But the lead safety official for NASCAR says “we’re always looking at ways to make things better.”
Some drivers told NBC Sports last month that they felt harder impacts this year with the Next Gen car than with the previous car. More drivers spoke up about the matter Saturday at Indianapolis Motor Speedway.
“The concerns that the drivers have just haven’t seemed to resonate into a really, really quick response into trying to make that better,” Harvick said. “That’s concerning. I know that everybody will tell you that they’re working on it.
“I don’t think they understand the extent of it and actually the extent of how bad it is when you hit stuff. … I don’t think anybody really understands, except for the drivers that have crashed into something, the violence that comes in the car. It doesn’t seem to be a high enough priority to me.”
NASCAR Vice Chairman Mike Helton told NBC Sports on Sunday morning: “We’re going to make a safe race car. We’re going to make a car that puts on a good race. A lot of people were involved with us on this Next Gen car. We’re halfway or better through the season. We’ve had some accidents with it.
“We’ve done a lot of testing with it. I don’t know if I agree with some of the evaluations of it from the drivers’ perspective. There’s a lot of newness with this car that takes some getting used to, but we’ve not going to have an unsafe car on the race track.”

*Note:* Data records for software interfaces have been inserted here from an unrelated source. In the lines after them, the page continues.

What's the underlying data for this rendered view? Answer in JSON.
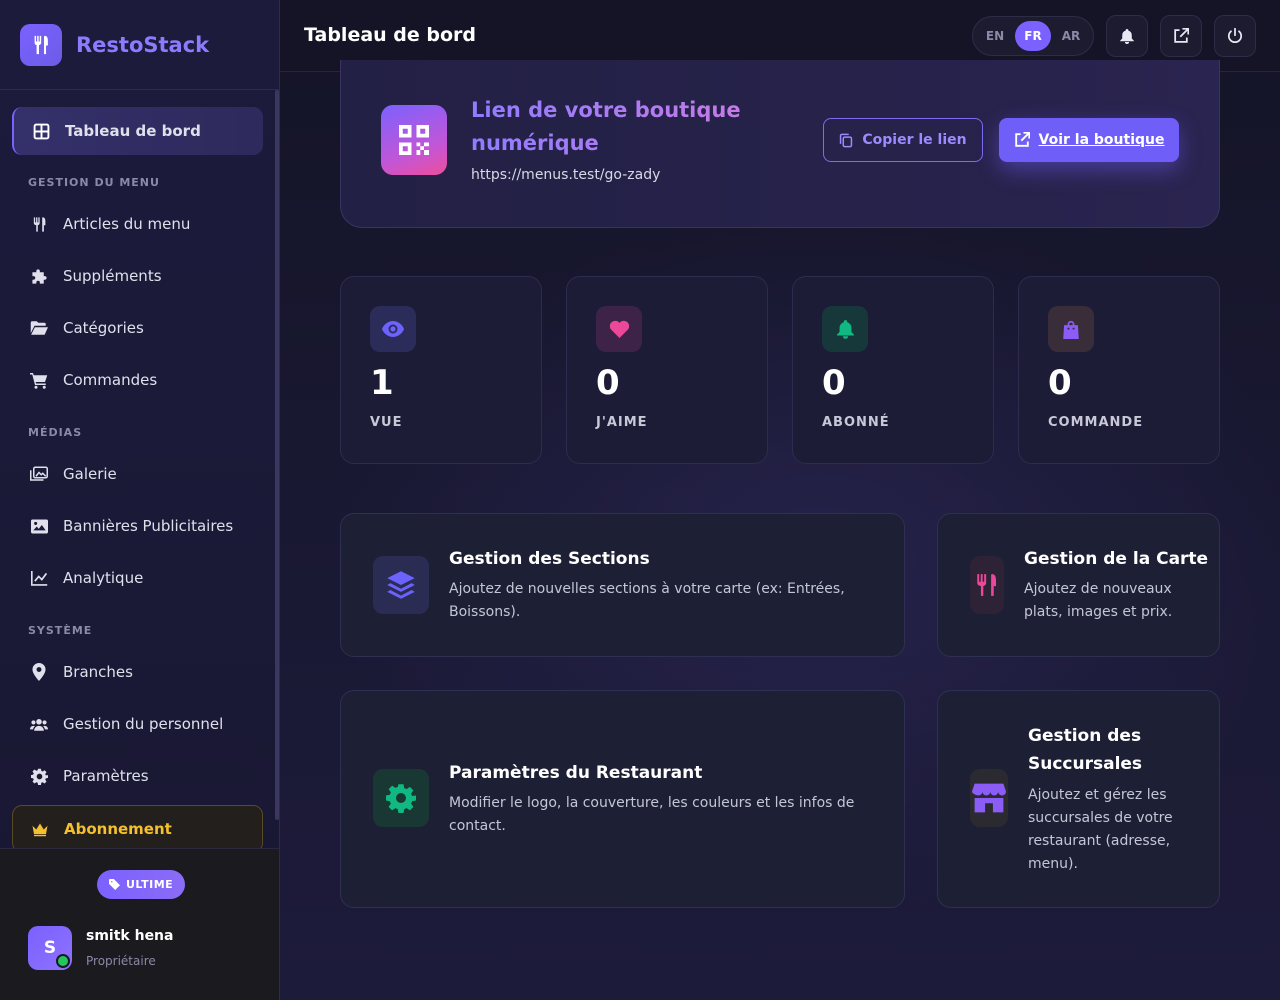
{
  "brand": {
    "name": "RestoStack"
  },
  "sidebar": {
    "active": {
      "label": "Tableau de bord"
    },
    "sections": {
      "menu": "GESTION DU MENU",
      "media": "MÉDIAS",
      "system": "SYSTÈME"
    },
    "items": {
      "menu_items": "Articles du menu",
      "supplements": "Suppléments",
      "categories": "Catégories",
      "orders": "Commandes",
      "gallery": "Galerie",
      "banners": "Bannières Publicitaires",
      "analytics": "Analytique",
      "branches": "Branches",
      "staff": "Gestion du personnel",
      "settings": "Paramètres",
      "subscription": "Abonnement"
    },
    "plan": "ULTIME",
    "user": {
      "initial": "S",
      "name": "smitk hena",
      "role": "Propriétaire"
    }
  },
  "header": {
    "title": "Tableau de bord",
    "languages": [
      "EN",
      "FR",
      "AR"
    ],
    "active_language": "FR"
  },
  "shop": {
    "title": "Lien de votre boutique numérique",
    "url": "https://menus.test/go-zady",
    "copy_label": "Copier le lien",
    "view_label": "Voir la boutique"
  },
  "stats": [
    {
      "value": "1",
      "label": "VUE",
      "icon": "eye-icon",
      "color": "#6c63ff"
    },
    {
      "value": "0",
      "label": "J'AIME",
      "icon": "heart-icon",
      "color": "#ec4899"
    },
    {
      "value": "0",
      "label": "ABONNÉ",
      "icon": "bell-icon",
      "color": "#10b981"
    },
    {
      "value": "0",
      "label": "COMMANDE",
      "icon": "shopping-bag-icon",
      "color": "#8b5cf6"
    }
  ],
  "actions": {
    "sections": {
      "title": "Gestion des Sections",
      "desc": "Ajoutez de nouvelles sections à votre carte (ex: Entrées, Boissons)."
    },
    "menu": {
      "title": "Gestion de la Carte",
      "desc": "Ajoutez de nouveaux plats, images et prix."
    },
    "restaurant": {
      "title": "Paramètres du Restaurant",
      "desc": "Modifier le logo, la couverture, les couleurs et les infos de contact."
    },
    "branches": {
      "title": "Gestion des Succursales",
      "desc": "Ajoutez et gérez les succursales de votre restaurant (adresse, menu)."
    }
  },
  "colors": {
    "accent": "#7b61ff",
    "gold": "#f5c02e",
    "online": "#22c55e"
  }
}
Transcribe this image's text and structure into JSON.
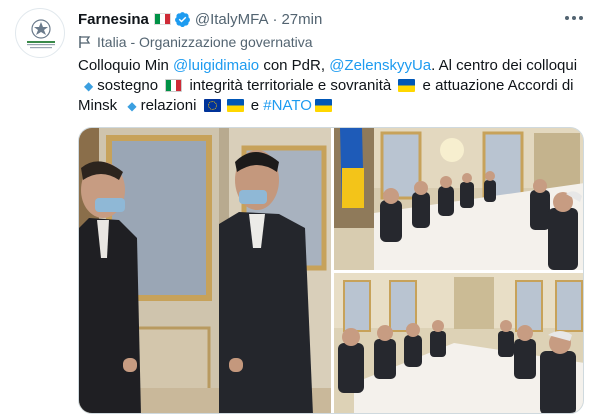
{
  "account": {
    "name": "Farnesina",
    "handle": "@ItalyMFA",
    "separator": "·",
    "time": "27min",
    "label": "Italia - Organizzazione governativa",
    "avatar_caption": "Ministero degli Affari Esteri e della Cooperazione Internazionale"
  },
  "tweet": {
    "line1": {
      "pre": "Colloquio Min ",
      "mention1": "@luigidimaio",
      "mid": " con PdR, ",
      "mention2": "@ZelenskyyUa",
      "post": ". Al centro dei colloqui"
    },
    "line2": {
      "a": "sostegno ",
      "b": " integrità territoriale e sovranità ",
      "c": " e attuazione Accordi di"
    },
    "line3": {
      "a": "Minsk ",
      "b": "relazioni ",
      "c": " e ",
      "hashtag": "#NATO"
    }
  },
  "icons": {
    "more": "more-dots-icon",
    "verified": "verified-badge-icon",
    "label": "flag-outline-icon",
    "diamond": "small-blue-diamond-icon"
  },
  "colors": {
    "link": "#1d9bf0",
    "secondary_text": "#536471",
    "verified": "#1d9bf0"
  }
}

John Patalak, managing director of safety engineering for NASCAR, told NBC Sports earlier this month that crash data this year looks similar to past years. Drivers acknowledge that but say they are feeling the impacts more.

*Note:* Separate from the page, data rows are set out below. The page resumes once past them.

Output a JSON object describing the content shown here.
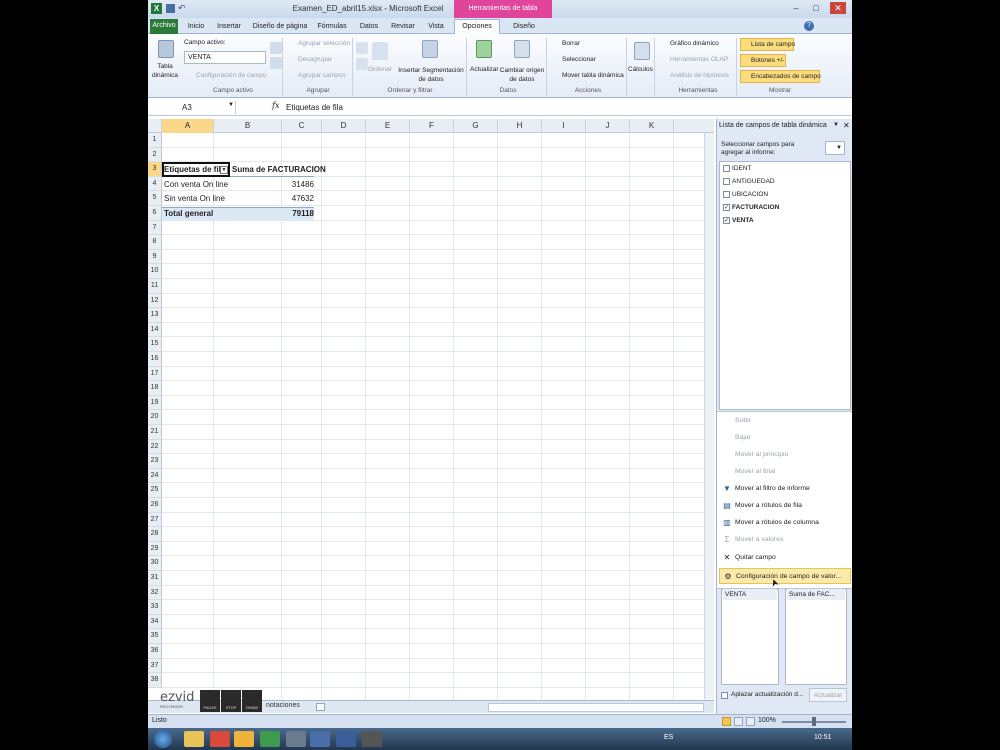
{
  "window": {
    "title": "Examen_ED_abril15.xlsx - Microsoft Excel",
    "context_tab_title": "Herramientas de tabla dinámica"
  },
  "tabs": [
    "Archivo",
    "Inicio",
    "Insertar",
    "Diseño de página",
    "Fórmulas",
    "Datos",
    "Revisar",
    "Vista",
    "Opciones",
    "Diseño"
  ],
  "ribbon": {
    "tabla_dinamica": "Tabla dinámica",
    "campo_activo_label": "Campo activo:",
    "campo_activo_value": "VENTA",
    "configuracion_campo": "Configuración de campo",
    "group_campo_activo": "Campo activo",
    "agrupar_seleccion": "Agrupar selección",
    "desagrupar": "Desagrupar",
    "agrupar_campos": "Agrupar campos",
    "group_agrupar": "Agrupar",
    "ordenar": "Ordenar",
    "insertar_segmentacion": "Insertar Segmentación de datos",
    "group_ordenar": "Ordenar y filtrar",
    "actualizar": "Actualizar",
    "cambiar_origen": "Cambiar origen de datos",
    "group_datos": "Datos",
    "borrar": "Borrar",
    "seleccionar": "Seleccionar",
    "mover_tabla": "Mover tabla dinámica",
    "group_acciones": "Acciones",
    "calculos": "Cálculos",
    "grafico_dinamico": "Gráfico dinámico",
    "herramientas_olap": "Herramientas OLAP",
    "analisis_hipotesis": "Análisis de hipótesis",
    "group_herramientas": "Herramientas",
    "lista_campo": "Lista de campo",
    "botones": "Botones +/-",
    "encabezados": "Encabezados de campo",
    "group_mostrar": "Mostrar"
  },
  "formula_bar": {
    "name_box": "A3",
    "fx": "fx",
    "content": "Etiquetas de fila"
  },
  "columns": [
    "A",
    "B",
    "C",
    "D",
    "E",
    "F",
    "G",
    "H",
    "I",
    "J",
    "K"
  ],
  "rows": [
    "1",
    "2",
    "3",
    "4",
    "5",
    "6",
    "7",
    "8",
    "9",
    "10",
    "11",
    "12",
    "13",
    "14",
    "15",
    "16",
    "17",
    "18",
    "19",
    "20",
    "21",
    "22",
    "23",
    "24",
    "25",
    "26",
    "27",
    "28",
    "29",
    "30",
    "31",
    "32",
    "33",
    "34",
    "35",
    "36",
    "37",
    "38"
  ],
  "pivot": {
    "header_label": "Etiquetas de fila",
    "header_value": "Suma de FACTURACION",
    "rows": [
      {
        "label": "Con venta On line",
        "value": "31486"
      },
      {
        "label": "Sin venta On line",
        "value": "47632"
      }
    ],
    "total_label": "Total general",
    "total_value": "79118"
  },
  "sheet_tab": "notaciones",
  "status": "Listo",
  "zoom": "100%",
  "pane": {
    "title": "Lista de campos de tabla dinámica",
    "subtitle": "Seleccionar campos para agregar al informe:",
    "fields": [
      {
        "name": "IDENT",
        "checked": false
      },
      {
        "name": "ANTIGUEDAD",
        "checked": false
      },
      {
        "name": "UBICACION",
        "checked": false
      },
      {
        "name": "FACTURACION",
        "checked": true
      },
      {
        "name": "VENTA",
        "checked": true
      }
    ],
    "menu": [
      {
        "label": "Subir",
        "enabled": false,
        "icon": ""
      },
      {
        "label": "Bajar",
        "enabled": false,
        "icon": ""
      },
      {
        "label": "Mover al principio",
        "enabled": false,
        "icon": ""
      },
      {
        "label": "Mover al final",
        "enabled": false,
        "icon": ""
      },
      {
        "label": "Mover al filtro de informe",
        "enabled": true,
        "icon": "filter-icon"
      },
      {
        "label": "Mover a rótulos de fila",
        "enabled": true,
        "icon": "rows-icon"
      },
      {
        "label": "Mover a rótulos de columna",
        "enabled": true,
        "icon": "columns-icon"
      },
      {
        "label": "Mover a valores",
        "enabled": false,
        "icon": "sigma-icon"
      },
      {
        "label": "Quitar campo",
        "enabled": true,
        "icon": "close-icon"
      },
      {
        "label": "Configuración de campo de valor...",
        "enabled": true,
        "icon": "settings-icon"
      }
    ],
    "area_left": "VENTA",
    "area_right": "Suma de FAC...",
    "defer_label": "Aplazar actualización d...",
    "update_button": "Actualizar"
  },
  "ezvid": {
    "logo": "ezvid",
    "sub": "RECORDER",
    "pause": "PAUSE",
    "stop": "STOP",
    "draw": "DRAW"
  },
  "taskbar": {
    "lang": "ES",
    "time": "10:51"
  }
}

A particular concern is when a car backs into the wall. Changes to the rear have stiffened some areas compared to the previous car.
“From the get-go, everybody could see that this car was way too stiff,” Harvick said. “When I crashed it (at Auto Club Speedway in practice), I thought the car was destroyed and it barely backed the bumper off. It just felt like somebody hit you with a hammer.”

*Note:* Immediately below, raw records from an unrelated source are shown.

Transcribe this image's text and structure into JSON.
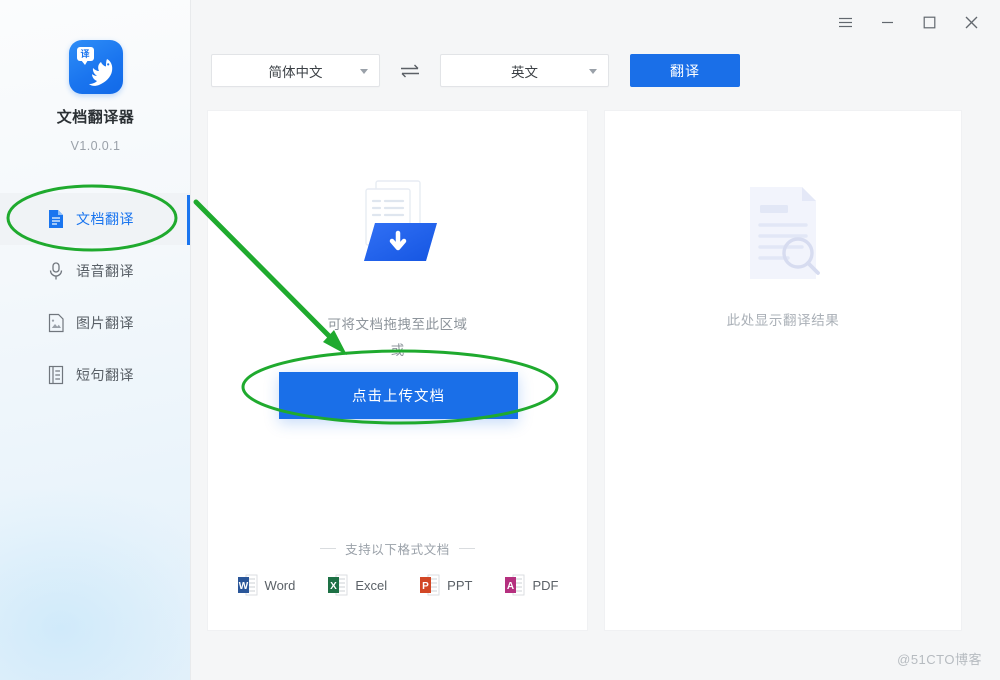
{
  "app": {
    "title": "文档翻译器",
    "version": "V1.0.0.1",
    "logo_badge": "译",
    "watermark": "@51CTO博客"
  },
  "window_controls": [
    {
      "name": "menu-button",
      "icon": "hamburger-menu-icon"
    },
    {
      "name": "minimize-button",
      "icon": "minimize-icon"
    },
    {
      "name": "maximize-button",
      "icon": "maximize-icon"
    },
    {
      "name": "close-button",
      "icon": "close-icon"
    }
  ],
  "sidebar": {
    "items": [
      {
        "label": "文档翻译",
        "icon": "document-icon",
        "active": true
      },
      {
        "label": "语音翻译",
        "icon": "microphone-icon",
        "active": false
      },
      {
        "label": "图片翻译",
        "icon": "image-icon",
        "active": false
      },
      {
        "label": "短句翻译",
        "icon": "list-document-icon",
        "active": false
      }
    ]
  },
  "toolbar": {
    "source_language": "简体中文",
    "target_language": "英文",
    "swap_icon": "swap-arrows-icon",
    "translate_label": "翻译"
  },
  "upload_panel": {
    "drop_hint": "可将文档拖拽至此区域",
    "or_text": "或",
    "upload_button": "点击上传文档",
    "formats_title": "支持以下格式文档",
    "formats": [
      {
        "name": "Word",
        "color": "#2a5699"
      },
      {
        "name": "Excel",
        "color": "#1e7145"
      },
      {
        "name": "PPT",
        "color": "#d24726"
      },
      {
        "name": "PDF",
        "color": "#b5307f"
      }
    ]
  },
  "result_panel": {
    "placeholder": "此处显示翻译结果"
  },
  "annotations": {
    "accent_color": "#1a6fe8",
    "highlight_color": "#1faa2e",
    "ellipse_sidebar_label": "文档翻译-highlight",
    "ellipse_upload_label": "点击上传文档-highlight",
    "arrow_label": "pointer-arrow"
  }
}
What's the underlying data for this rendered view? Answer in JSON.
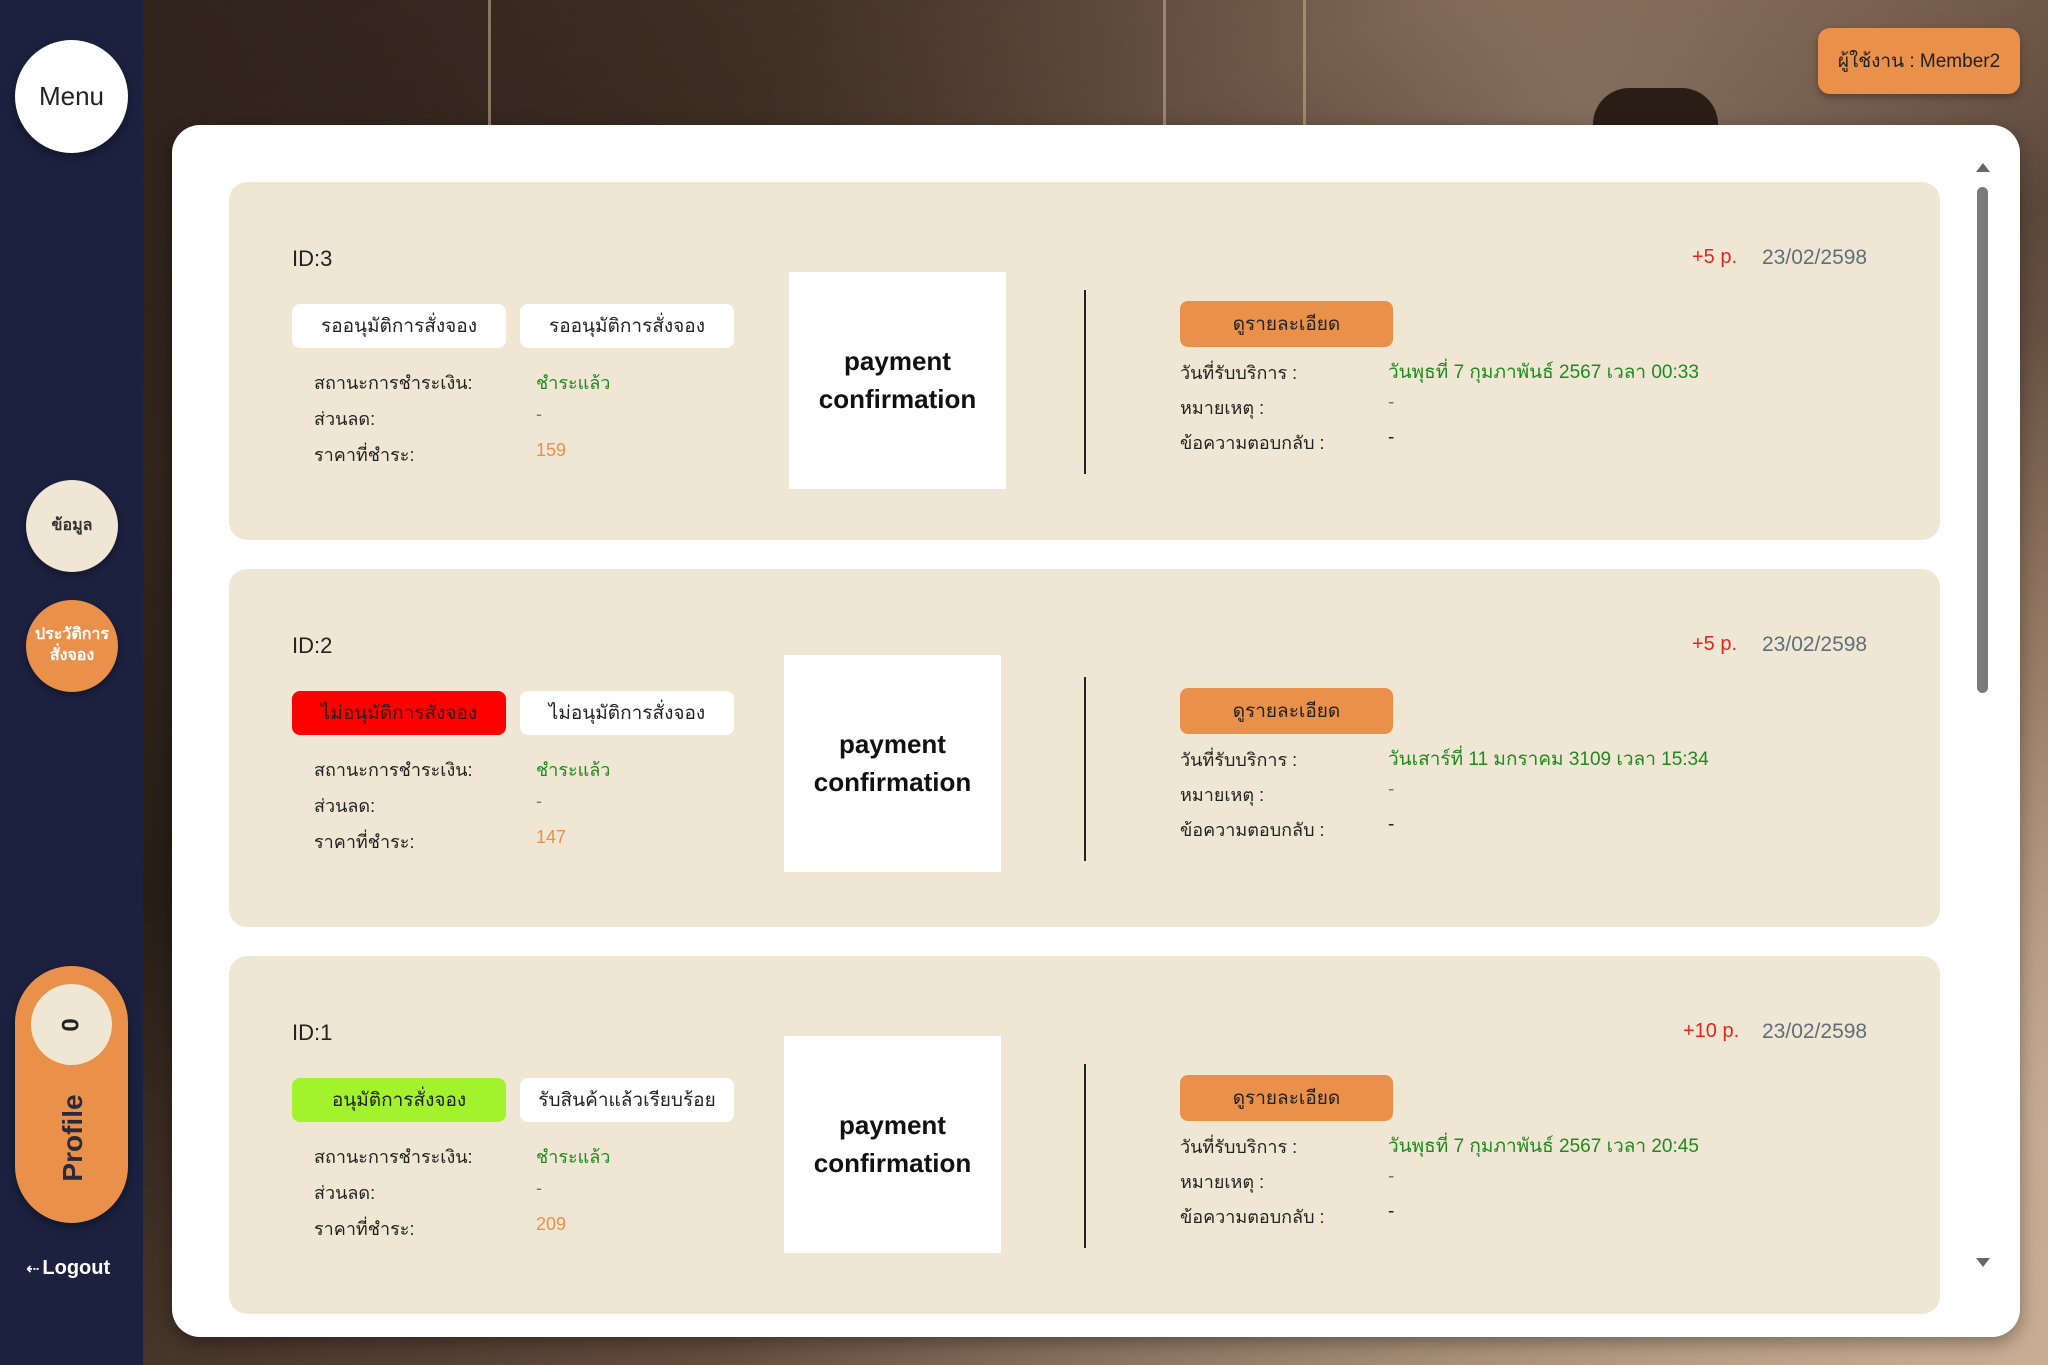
{
  "sidebar": {
    "menu_label": "Menu",
    "info_label": "ข้อมูล",
    "history_label": "ประวัติการสั่งจอง",
    "profile_count": "0",
    "profile_label": "Profile",
    "logout_label": "Logout"
  },
  "header": {
    "user_badge": "ผู้ใช้งาน : Member2"
  },
  "labels": {
    "payment_status": "สถานะการชำระเงิน:",
    "discount": "ส่วนลด:",
    "paid_price": "ราคาที่ชำระ:",
    "detail_button": "ดูรายละเอียด",
    "service_date": "วันที่รับบริการ :",
    "note": "หมายเหตุ :",
    "reply": "ข้อความตอบกลับ :",
    "payment_box": "payment confirmation"
  },
  "orders": [
    {
      "id": "ID:3",
      "points": "+5 p.",
      "date": "23/02/2598",
      "status_pill": "รออนุมัติการสั่งจอง",
      "state_pill": "รออนุมัติการสั่งจอง",
      "status_color": "#ffffff",
      "payment_status": "ชำระแล้ว",
      "discount": "-",
      "price": "159",
      "service_date": "วันพุธที่ 7 กุมภาพันธ์ 2567 เวลา 00:33",
      "note": "-",
      "reply": "-"
    },
    {
      "id": "ID:2",
      "points": "+5 p.",
      "date": "23/02/2598",
      "status_pill": "ไม่อนุมัติการสั่งจอง",
      "state_pill": "ไม่อนุมัติการสั่งจอง",
      "status_color": "#ff0000",
      "payment_status": "ชำระแล้ว",
      "discount": "-",
      "price": "147",
      "service_date": "วันเสาร์ที่ 11 มกราคม 3109 เวลา 15:34",
      "note": "-",
      "reply": "-"
    },
    {
      "id": "ID:1",
      "points": "+10 p.",
      "date": "23/02/2598",
      "status_pill": "อนุมัติการสั่งจอง",
      "state_pill": "รับสินค้าแล้วเรียบร้อย",
      "status_color": "#a2f22e",
      "payment_status": "ชำระแล้ว",
      "discount": "-",
      "price": "209",
      "service_date": "วันพุธที่ 7 กุมภาพันธ์ 2567 เวลา 20:45",
      "note": "-",
      "reply": "-"
    }
  ],
  "colors": {
    "sidebar_bg": "#1b213f",
    "accent_orange": "#e9904a",
    "card_bg": "#efe7d3",
    "paid_green": "#1e8a1e",
    "points_red": "#e3261f"
  }
}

Christopher Bell said he had a headache after he backed into the wall in the All-Star Race at Texas Motor Speedway in May. Busch also backed into the wall at Pocono before his car snapped and made a second impact on the right side.
“The car is not off-limits,” Patalak told NBC Sports about possible safety improvements. “We are actively looking at ways, we’re always looking at ways to make things better. We just shared with the drivers some simulation work we’ve done for rear impacts, looking at car structure. … We’re always investigating (the car), looking at how it performs on the racetrack and see what we can do better.”
Drivers became more vocal this weekend about safety after Busch’s accident at Pocono. There is a belief in the garage that a series of impacts this year for Busch contributed to his injury. Denny Hamlin, co-owner of Busch’s car, said that Busch “has taken a lot of hits over 25 Gs. The body can only take so much.”
“Just unfortunate for Kurt,” 23XI Racing teammate Bubba Wallace said. “You never know which hit can trigger it, right? That happened to be the one. I look back at my hit at Atlanta, and numbers-wise that was the hardest hit of my career and I was ready to climb back the next day. Crazy how it works out.”
Daniel Suarez remains confident that NASCAR will find solutions for the drivers.
“It is a bit concerning that the impact that our friend Kurt Busch had in Pocono had this kind of results,” Suarez said. “The impact didn’t look that hard, but NASCAR has a very big group of smart people working on that, and I’m sure they’re going to find answers to the questions we have.”
Corey LaJoie is on the Drivers Advisory Council that is led by NBC Sports analyst Jeff Burton. LaJoie and Joey Logano, a fellow board member of the council, are spearheading the council’s safety efforts.
LaJoie told NBC Sports that among additional areas that are being examined are the SAFER barrier, helmets and mouthguard accelerometers.
LaJoie said NASCAR may remove some pieces of foam behind the SAFER barrier at some tracks to allow the barrier to give more and potentially absorb more of an impact. NASCAR also is looking at some different padding in helmets, similar to some changes made to football helmets. LaJoie was among four drivers who raced last week with a mouthguard accelerometer, which is used to gather data on how a crash impacts a driver.
“It’s easy to point at the car, the car, the car, but the car is built for the outlier crashes, the T-bone wreck where it’s considerably safer,” LaJoie told NBC Sports. “In pretty much every area it is safer.
“But the problem is when you back one like Kurt did at Pocono, the rear, the transaxle, the way it is, and the reinforced fuel cell the way it is now in this car and how the rear clip is constructed, the previous car you back into the fence and whole rear clip would buckle underneath the rear end housing. … You had a foot and a half of crush, and now you get eight inches of crush and that’s a big difference on dispersing the energy.”
Mike Hembree contributed to this story